Skip to main content
Warning This document has not been updated for a while now. It may be out of date.
Last updated: 22 Jul 2020

email-alert-api: Matching content to subscriber lists

Format of matching criteria

A subscriber list uses several fields to store the criteria which define how it matches published content:

JSON fields

  • links
  • tags

These fields contain a JSON object which maps keys to arrays of values, similar to the links hash on a content item. For example:

{
    "key_1": {
        "any": ["value_a", "value_b", "value_c"],
    }
    "key_2": {
        "all": ["value_x", "value_y"]
    }
}

Only one of these should be used on a given subscriber list. They can also both be empty {} if they aren't needed.

You can find a list of permitted tags in lib/valid_tags.rb.

For a published content item to match the subscriber list on these fields, the links/tags in the request to email-alert-api must include all of the keys. If the value includes any then at least one of the values in the array needs to match for each key. If the value includes all, then each value in the array needs to match.

links uses content ids and tags uses slugs - but the queries used on these fields don't care about that difference.

It's crucial that the key names stored in these JSON fields match the key names used in the requests to email-alert-api (which are usually the same as the ones on the content item itself - taxon_tree is an exception). It's easy to break existing subscriptions by renaming a field in the links hash on published content without updating the corresponding subscriber lists, which would mean that subscribers stop getting emails for that kind of content.

String fields

  • document_type
  • email_document_supertype
  • government_document_supertype

More than one of these can be used on a given subscriber list. The two supertype fields were added to support the migration of Whitehall subscriptions to email-alert-api.

These fields are used in addition to or instead of links/tags on a given subscriber list. For example, a travel advice subscription for a particular country uses document_type and links -> countries, whereas the travel advice index subscription (which includes all countries) only uses document_type. See this wiki page for details of how each kind of subscription works.

Finding matches

The queries on subscriber lists power the two sides of the email system: subscribing and sending emails.

Subscribing

When a user is subscribing to something, the frontend app handling the email signup should use the API adapters find_or_create_subscriber_list method.

This first makes a GET request to find an existing subscriber list to use, and if one isn't found, it makes a POST request to create the desired subscriber list in email-alert-api.

GET /subscriber-lists?params... searches the database for an existing subscriber list which has exactly the same criteria as are given in the query params.
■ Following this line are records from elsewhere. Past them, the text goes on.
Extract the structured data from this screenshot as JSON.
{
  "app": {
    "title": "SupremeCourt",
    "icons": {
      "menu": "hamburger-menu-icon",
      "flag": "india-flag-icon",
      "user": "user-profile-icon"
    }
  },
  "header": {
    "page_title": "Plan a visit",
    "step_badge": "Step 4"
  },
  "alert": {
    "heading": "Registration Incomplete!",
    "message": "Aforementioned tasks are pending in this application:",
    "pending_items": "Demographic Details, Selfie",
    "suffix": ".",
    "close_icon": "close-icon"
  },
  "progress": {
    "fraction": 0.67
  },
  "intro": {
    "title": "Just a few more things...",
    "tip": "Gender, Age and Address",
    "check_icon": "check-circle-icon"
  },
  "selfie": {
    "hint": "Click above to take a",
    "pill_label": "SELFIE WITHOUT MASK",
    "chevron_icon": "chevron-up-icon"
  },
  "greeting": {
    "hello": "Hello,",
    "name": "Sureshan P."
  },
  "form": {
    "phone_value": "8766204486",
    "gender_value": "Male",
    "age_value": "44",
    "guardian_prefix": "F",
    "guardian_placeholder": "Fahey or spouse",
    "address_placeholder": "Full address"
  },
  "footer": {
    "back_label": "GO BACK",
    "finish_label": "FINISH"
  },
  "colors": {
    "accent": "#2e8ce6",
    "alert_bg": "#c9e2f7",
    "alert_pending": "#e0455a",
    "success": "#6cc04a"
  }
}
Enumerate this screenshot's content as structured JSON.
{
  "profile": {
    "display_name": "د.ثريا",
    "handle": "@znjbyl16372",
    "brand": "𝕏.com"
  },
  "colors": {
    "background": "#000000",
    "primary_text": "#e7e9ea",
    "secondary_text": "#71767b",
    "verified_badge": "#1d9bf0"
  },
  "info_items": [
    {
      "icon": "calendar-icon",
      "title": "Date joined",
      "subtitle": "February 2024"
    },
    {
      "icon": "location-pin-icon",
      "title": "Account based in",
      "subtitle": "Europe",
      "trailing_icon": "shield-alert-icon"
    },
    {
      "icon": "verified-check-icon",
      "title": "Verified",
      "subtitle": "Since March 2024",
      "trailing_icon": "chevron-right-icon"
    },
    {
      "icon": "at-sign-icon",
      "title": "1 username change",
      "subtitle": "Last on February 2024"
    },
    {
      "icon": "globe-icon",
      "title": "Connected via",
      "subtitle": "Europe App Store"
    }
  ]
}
The order of keys and the items within the arrays in links and tags doesn't matter.

Sending emails

When a POST /content-changes request is made to email-alert-api, the data in that request is used to find all subscriber lists in the database which it matches. The matching criteria on each list act as filters on the stream of published content: as long as the request includes at least one matching value for every key in the matching criteria on the subscriber list, an email will be sent to that list.